:: Data under study

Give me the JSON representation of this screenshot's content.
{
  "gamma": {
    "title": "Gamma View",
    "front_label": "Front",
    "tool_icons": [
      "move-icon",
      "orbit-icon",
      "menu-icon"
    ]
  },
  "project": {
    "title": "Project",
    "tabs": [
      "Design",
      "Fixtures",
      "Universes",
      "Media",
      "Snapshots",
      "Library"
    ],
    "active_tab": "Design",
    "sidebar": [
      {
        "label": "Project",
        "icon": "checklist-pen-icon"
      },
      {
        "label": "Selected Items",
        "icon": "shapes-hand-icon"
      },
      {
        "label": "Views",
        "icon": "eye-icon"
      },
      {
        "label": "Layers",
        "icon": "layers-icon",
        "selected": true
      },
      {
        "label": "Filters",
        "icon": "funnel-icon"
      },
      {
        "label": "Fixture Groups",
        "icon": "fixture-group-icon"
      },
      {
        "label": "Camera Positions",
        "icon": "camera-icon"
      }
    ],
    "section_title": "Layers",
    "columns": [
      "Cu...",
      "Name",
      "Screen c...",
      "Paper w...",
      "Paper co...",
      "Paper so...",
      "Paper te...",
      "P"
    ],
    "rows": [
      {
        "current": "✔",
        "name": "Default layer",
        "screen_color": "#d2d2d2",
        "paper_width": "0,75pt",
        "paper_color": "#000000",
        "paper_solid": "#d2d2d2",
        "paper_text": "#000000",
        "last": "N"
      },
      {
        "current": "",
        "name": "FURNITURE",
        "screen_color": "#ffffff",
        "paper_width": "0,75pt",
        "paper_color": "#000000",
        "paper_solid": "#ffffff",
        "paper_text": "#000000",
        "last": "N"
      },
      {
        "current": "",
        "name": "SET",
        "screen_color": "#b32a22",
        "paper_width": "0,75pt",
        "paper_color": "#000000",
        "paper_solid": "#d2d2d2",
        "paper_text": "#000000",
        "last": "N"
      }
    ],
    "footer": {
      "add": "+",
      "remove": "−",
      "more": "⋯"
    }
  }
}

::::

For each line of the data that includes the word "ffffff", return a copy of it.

*Written response*
        "screen_color": "#ffffff",
        "paper_solid": "#ffffff",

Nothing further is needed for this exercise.